* What the task requires:
The data must be copied over exactly and in full.

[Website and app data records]
───
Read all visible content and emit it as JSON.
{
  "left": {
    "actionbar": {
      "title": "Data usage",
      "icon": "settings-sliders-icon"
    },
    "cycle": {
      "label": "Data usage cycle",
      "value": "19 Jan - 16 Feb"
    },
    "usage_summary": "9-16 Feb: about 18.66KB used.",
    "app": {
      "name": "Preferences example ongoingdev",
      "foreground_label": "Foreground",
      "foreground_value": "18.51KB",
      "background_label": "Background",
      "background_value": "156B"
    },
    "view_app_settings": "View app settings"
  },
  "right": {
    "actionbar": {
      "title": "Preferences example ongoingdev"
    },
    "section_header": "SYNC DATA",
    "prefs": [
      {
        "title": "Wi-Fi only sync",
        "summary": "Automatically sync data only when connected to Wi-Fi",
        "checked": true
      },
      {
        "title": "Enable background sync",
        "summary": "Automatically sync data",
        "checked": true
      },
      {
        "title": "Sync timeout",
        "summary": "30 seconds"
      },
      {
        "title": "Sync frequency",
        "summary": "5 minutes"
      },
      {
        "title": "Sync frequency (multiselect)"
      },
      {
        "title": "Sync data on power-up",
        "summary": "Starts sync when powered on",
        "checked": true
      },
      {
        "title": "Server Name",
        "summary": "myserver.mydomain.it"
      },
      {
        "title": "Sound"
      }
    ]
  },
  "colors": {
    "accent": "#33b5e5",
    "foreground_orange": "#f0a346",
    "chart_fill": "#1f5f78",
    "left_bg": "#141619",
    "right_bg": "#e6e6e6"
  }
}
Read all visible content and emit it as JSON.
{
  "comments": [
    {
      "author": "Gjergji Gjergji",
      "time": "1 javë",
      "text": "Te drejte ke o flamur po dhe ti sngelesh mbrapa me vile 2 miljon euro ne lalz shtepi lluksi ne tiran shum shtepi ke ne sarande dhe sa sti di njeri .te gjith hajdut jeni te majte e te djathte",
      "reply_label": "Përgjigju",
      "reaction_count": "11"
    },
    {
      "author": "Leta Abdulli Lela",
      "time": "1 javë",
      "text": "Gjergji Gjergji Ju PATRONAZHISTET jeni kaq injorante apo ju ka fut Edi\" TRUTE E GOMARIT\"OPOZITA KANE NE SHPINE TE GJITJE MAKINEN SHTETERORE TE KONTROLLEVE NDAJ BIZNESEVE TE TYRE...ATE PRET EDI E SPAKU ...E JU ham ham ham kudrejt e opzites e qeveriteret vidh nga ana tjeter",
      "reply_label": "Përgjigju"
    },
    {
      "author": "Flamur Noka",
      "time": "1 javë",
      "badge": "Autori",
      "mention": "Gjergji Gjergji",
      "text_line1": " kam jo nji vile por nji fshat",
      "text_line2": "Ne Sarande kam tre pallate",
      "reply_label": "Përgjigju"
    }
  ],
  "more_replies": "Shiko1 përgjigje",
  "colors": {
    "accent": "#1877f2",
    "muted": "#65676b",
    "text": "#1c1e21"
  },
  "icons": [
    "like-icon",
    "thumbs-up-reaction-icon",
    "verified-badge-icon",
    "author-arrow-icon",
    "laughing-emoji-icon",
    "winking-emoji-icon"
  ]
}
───
* Answer to this problem:
Read all visible content and emit it as JSON.
{
  "left": {
    "actionbar": {
      "title": "Data usage",
      "icon": "settings-sliders-icon"
    },
    "cycle": {
      "label": "Data usage cycle",
      "value": "19 Jan - 16 Feb"
    },
    "usage_summary": "9-16 Feb: about 18.66KB used.",
    "app": {
      "name": "Preferences example ongoingdev",
      "foreground_label": "Foreground",
      "foreground_value": "18.51KB",
      "background_label": "Background",
      "background_value": "156B"
    },
    "view_app_settings": "View app settings"
  },
  "right": {
    "actionbar": {
      "title": "Preferences example ongoingdev"
    },
    "section_header": "SYNC DATA",
    "prefs": [
      {
        "title": "Wi-Fi only sync",
        "summary": "Automatically sync data only when connected to Wi-Fi",
        "checked": true
      },
      {
        "title": "Enable background sync",
        "summary": "Automatically sync data",
        "checked": true
      },
      {
        "title": "Sync timeout",
        "summary": "30 seconds"
      },
      {
        "title": "Sync frequency",
        "summary": "5 minutes"
      },
      {
        "title": "Sync frequency (multiselect)"
      },
      {
        "title": "Sync data on power-up",
        "summary": "Starts sync when powered on",
        "checked": true
      },
      {
        "title": "Server Name",
        "summary": "myserver.mydomain.it"
      },
      {
        "title": "Sound"
      }
    ]
  },
  "colors": {
    "accent": "#33b5e5",
    "foreground_orange": "#f0a346",
    "chart_fill": "#1f5f78",
    "left_bg": "#141619",
    "right_bg": "#e6e6e6"
  }
}
Read all visible content and emit it as JSON.
{
  "comments": [
    {
      "author": "Gjergji Gjergji",
      "time": "1 javë",
      "text": "Te drejte ke o flamur po dhe ti sngelesh mbrapa me vile 2 miljon euro ne lalz shtepi lluksi ne tiran shum shtepi ke ne sarande dhe sa sti di njeri .te gjith hajdut jeni te majte e te djathte",
      "reply_label": "Përgjigju",
      "reaction_count": "11"
    },
    {
      "author": "Leta Abdulli Lela",
      "time": "1 javë",
      "text": "Gjergji Gjergji Ju PATRONAZHISTET jeni kaq injorante apo ju ka fut Edi\" TRUTE E GOMARIT\"OPOZITA KANE NE SHPINE TE GJITJE MAKINEN SHTETERORE TE KONTROLLEVE NDAJ BIZNESEVE TE TYRE...ATE PRET EDI E SPAKU ...E JU ham ham ham kudrejt e opzites e qeveriteret vidh nga ana tjeter",
      "reply_label": "Përgjigju"
    },
    {
      "author": "Flamur Noka",
      "time": "1 javë",
      "badge": "Autori",
      "mention": "Gjergji Gjergji",
      "text_line1": " kam jo nji vile por nji fshat",
      "text_line2": "Ne Sarande kam tre pallate",
      "reply_label": "Përgjigju"
    }
  ],
  "more_replies": "Shiko1 përgjigje",
  "colors": {
    "accent": "#1877f2",
    "muted": "#65676b",
    "text": "#1c1e21"
  },
  "icons": [
    "like-icon",
    "thumbs-up-reaction-icon",
    "verified-badge-icon",
    "author-arrow-icon",
    "laughing-emoji-icon",
    "winking-emoji-icon"
  ]
}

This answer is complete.